→ Element data from apps and pages:
▼▼▼
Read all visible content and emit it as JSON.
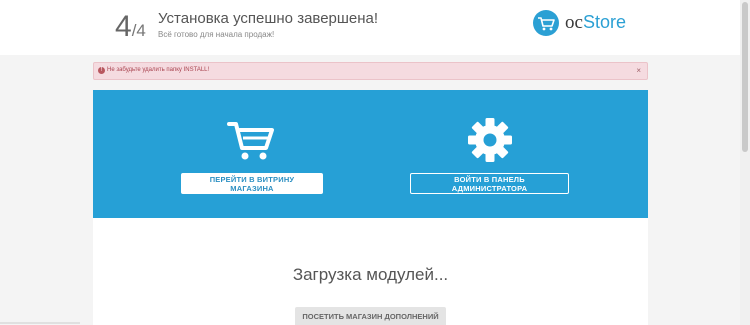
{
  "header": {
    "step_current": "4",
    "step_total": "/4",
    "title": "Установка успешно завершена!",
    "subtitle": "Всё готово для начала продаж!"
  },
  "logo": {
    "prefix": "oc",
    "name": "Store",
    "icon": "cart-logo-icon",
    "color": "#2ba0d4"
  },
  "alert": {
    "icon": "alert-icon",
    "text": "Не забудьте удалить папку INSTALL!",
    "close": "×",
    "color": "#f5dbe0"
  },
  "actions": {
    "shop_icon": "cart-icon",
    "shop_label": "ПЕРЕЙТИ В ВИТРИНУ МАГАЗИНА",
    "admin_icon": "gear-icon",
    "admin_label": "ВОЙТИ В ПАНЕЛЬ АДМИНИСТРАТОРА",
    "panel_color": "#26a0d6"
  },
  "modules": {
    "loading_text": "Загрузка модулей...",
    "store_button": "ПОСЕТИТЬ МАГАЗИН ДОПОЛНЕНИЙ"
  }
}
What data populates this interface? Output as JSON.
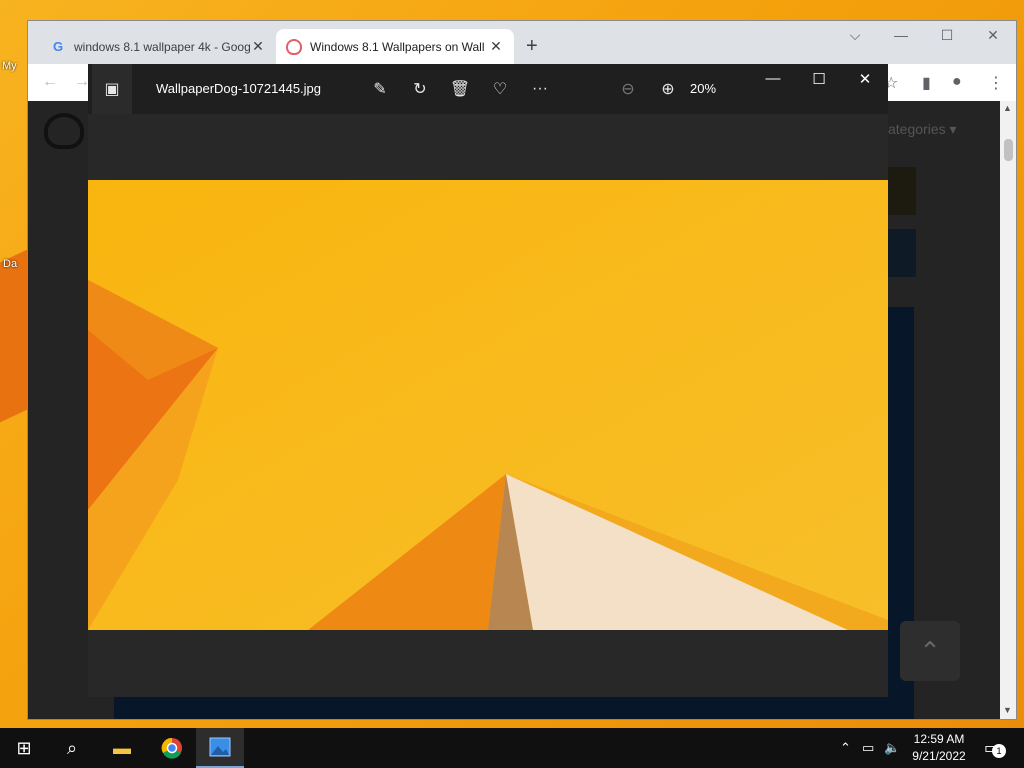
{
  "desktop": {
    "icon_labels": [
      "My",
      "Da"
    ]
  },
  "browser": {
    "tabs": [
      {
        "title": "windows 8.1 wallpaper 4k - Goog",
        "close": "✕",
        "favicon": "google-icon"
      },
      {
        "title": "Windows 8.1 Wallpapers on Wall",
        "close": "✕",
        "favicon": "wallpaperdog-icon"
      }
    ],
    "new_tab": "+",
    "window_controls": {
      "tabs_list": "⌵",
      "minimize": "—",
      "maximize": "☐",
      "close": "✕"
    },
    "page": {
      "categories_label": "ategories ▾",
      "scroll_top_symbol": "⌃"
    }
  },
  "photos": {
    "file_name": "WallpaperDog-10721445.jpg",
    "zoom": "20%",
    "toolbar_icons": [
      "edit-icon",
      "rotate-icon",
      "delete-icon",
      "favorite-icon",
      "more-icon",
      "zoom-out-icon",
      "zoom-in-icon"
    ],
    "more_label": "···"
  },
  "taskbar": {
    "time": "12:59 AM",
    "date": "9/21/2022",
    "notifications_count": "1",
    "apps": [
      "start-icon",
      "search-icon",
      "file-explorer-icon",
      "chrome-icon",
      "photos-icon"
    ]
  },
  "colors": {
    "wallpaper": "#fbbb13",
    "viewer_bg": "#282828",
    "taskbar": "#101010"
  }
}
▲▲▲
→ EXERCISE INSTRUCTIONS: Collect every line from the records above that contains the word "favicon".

→ SOLUTION BELOW:
        "favicon": "google-icon"
        "favicon": "wallpaperdog-icon"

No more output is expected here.